The first problem with American ratings is that they are entirely voluntary. Studios can indicate whether or not to submit their films to the MPAA, and can withdraw their films and make edits in order to reduce the rating. In practice the huge majority of films are submitted for rating, but if a service intended for the protection of children is not mandatory, there's something wrong with it. In addition, the ratings are not imposed by law, so it is up to the cinema manager's will who gets to watch the rape and torture and whatnot.
Another problem is the way sexuality is rated firmer than violence-sex and nudity are considered less natural and more upsetting than brutal, horrific, unwanted violence. Clearly, it can be seen that the American system has loopholes and may not fully limit excessiveness as well as violence due to the leniency in their rating system.
Looking At the Effects of Media on Children
The Academy of Pediatrics says "More than one thousand scientific studies and reviews conclude that long exposure to media violence escalates the risk of aggressive behavior in certain children, numbs them to violence and makes them have confidence in the world a 'meaner and scarier' place than it is." If children begin to consider this type of violence is normal behavior these views are often said to be hard to change later on in life. This is comparable to the studies of domestic violence where children who are open to violence either develop to be offenders or targets because they trust that what they are showed is the norm. One case that brought the fear of violence in media is the Columbine incident (Ilbo, 2009). The two young men that committed this act of violence were said to have occupied themselves to many hours of violent video games. Their introduction to violence is said to have been the reason since the children involved in Columbine came from secure home environments with active parental influence. As with Michael Carneal, from Kentucky, who in 1997 gunshot and murdered three of his classmates, he too was likewise said to have been a video game addict. Michael Breen an attorney in the case against Michael Carneal stated in court; "Michael Carneal clipped off nine shots in a 10-second period. Eight of those gunshots were hits. Three were head and neck shots and were kills. That is way beyond the military standard for expert marksmanship. This was a kid who had never fired a pistol in his life, but because of his obsession with computer games he had turned himself into an expert marksman" (Ivory, 2003), (Hanson, 1999, p. 15). These two cases in a whole may be small evidence however, shows that violent media play a role in such violence.
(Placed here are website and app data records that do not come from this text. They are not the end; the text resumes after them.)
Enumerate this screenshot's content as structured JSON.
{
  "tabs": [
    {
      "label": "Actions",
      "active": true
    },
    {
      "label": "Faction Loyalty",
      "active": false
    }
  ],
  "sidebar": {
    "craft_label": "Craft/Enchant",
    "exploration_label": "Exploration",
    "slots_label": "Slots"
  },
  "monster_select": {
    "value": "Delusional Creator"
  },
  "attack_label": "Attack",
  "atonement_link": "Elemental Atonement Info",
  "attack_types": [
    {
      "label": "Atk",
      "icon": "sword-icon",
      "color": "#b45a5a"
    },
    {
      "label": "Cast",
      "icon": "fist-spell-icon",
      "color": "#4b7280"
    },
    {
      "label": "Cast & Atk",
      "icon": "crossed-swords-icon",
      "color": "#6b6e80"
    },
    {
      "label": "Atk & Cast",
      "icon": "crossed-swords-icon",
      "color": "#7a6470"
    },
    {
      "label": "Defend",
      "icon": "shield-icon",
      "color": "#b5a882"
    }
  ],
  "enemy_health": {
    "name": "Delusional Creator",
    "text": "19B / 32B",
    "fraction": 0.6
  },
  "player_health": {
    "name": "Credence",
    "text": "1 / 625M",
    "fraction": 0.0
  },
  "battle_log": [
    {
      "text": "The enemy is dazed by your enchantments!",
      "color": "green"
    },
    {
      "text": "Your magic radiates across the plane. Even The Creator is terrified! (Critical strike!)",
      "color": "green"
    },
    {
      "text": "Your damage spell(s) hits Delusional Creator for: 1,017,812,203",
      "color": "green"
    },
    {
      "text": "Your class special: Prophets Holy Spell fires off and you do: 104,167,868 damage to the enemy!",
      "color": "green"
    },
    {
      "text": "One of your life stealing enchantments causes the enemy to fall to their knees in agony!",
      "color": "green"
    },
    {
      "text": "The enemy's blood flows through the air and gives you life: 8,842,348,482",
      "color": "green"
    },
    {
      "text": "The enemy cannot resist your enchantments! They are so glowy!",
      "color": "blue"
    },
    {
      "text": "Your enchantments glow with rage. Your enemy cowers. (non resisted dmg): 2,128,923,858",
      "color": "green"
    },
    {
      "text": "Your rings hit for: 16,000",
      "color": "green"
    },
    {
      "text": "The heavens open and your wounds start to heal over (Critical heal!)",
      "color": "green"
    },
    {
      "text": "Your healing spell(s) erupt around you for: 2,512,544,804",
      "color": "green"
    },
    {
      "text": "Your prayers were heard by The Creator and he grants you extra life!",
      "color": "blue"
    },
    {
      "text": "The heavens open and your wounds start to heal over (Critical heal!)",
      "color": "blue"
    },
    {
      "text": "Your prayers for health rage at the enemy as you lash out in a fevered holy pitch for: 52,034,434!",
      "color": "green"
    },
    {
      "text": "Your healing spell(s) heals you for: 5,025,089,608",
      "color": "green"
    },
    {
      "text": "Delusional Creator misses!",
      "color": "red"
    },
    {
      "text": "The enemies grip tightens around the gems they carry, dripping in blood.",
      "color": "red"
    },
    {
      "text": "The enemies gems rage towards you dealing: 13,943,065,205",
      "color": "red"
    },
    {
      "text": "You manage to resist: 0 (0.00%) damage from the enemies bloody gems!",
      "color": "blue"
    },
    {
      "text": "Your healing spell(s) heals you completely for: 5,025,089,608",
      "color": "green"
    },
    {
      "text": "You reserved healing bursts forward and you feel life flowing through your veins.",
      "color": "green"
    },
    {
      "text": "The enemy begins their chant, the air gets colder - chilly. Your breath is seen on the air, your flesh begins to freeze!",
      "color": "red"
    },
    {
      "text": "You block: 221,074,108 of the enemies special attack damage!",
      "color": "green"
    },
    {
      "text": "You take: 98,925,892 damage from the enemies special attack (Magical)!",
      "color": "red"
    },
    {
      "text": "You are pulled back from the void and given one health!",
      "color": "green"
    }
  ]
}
In fact, the child who is being presented with an over-abundance of adult life conflicts and desires ends up being pushed toward grownup ideas tends to become afraid of growing up and is therefore stunted in his maturation process.
In conclusion, learning about the Media is a Way of Learning about Us. What mostly our society is bound to be for the media affects us in terms of reasoning, reacting and developing. It is very important to learn the media.